Yes, if customers have already made a complaint to the financial firm about the way they feel they were treated, but remain dissatisfied, then they can come to us.
We look at the individual circumstances of the case, including what the firm is alleged to have done wrong and the effect this has had on the customer, (such as whether there has been any financial loss or whether the customer suffered distress and/or inconvenience). We apply what we call a "fair and reasonable" basis for our decisions. In deciding what is "fair and reasonable" we will take into account:
Where codes of practice are relevant to the complaint, we will come to a view on whether the firm acted in line with the letter and spirit of these codes. So in the types of case you mention, we would expect the firm to act "sympathetically and positively". This does not mean that we expect the firm to write off the debt. Broadly it should:
We would, of course, also expect a customer to be open and cooperative with the firm.

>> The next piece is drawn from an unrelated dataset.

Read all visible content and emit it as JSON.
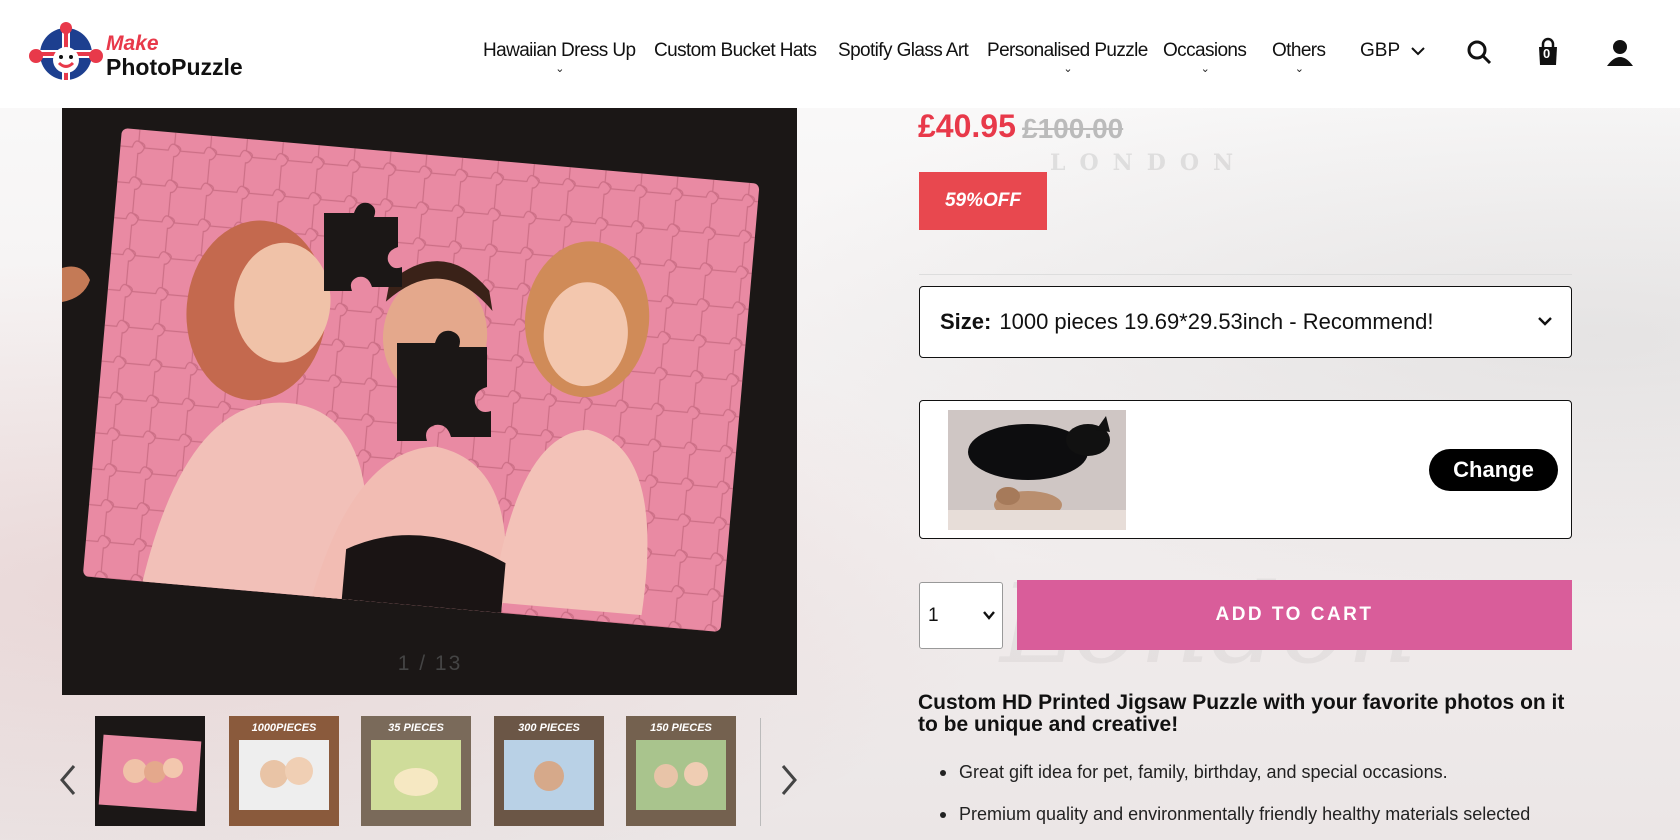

These and other points are covered by the Guidance on the Banking Code March 2003.
The Office of Fair Trading has recently published further guidance on debt recovery procedures.
ombudsman news gives general information on the position at the date of publication. It is not a definitive statement of the law, our approach or our procedure.
The illustrative case studies are based broadly on real-life cases, but are not precedents. Individual cases are decided on their own facts.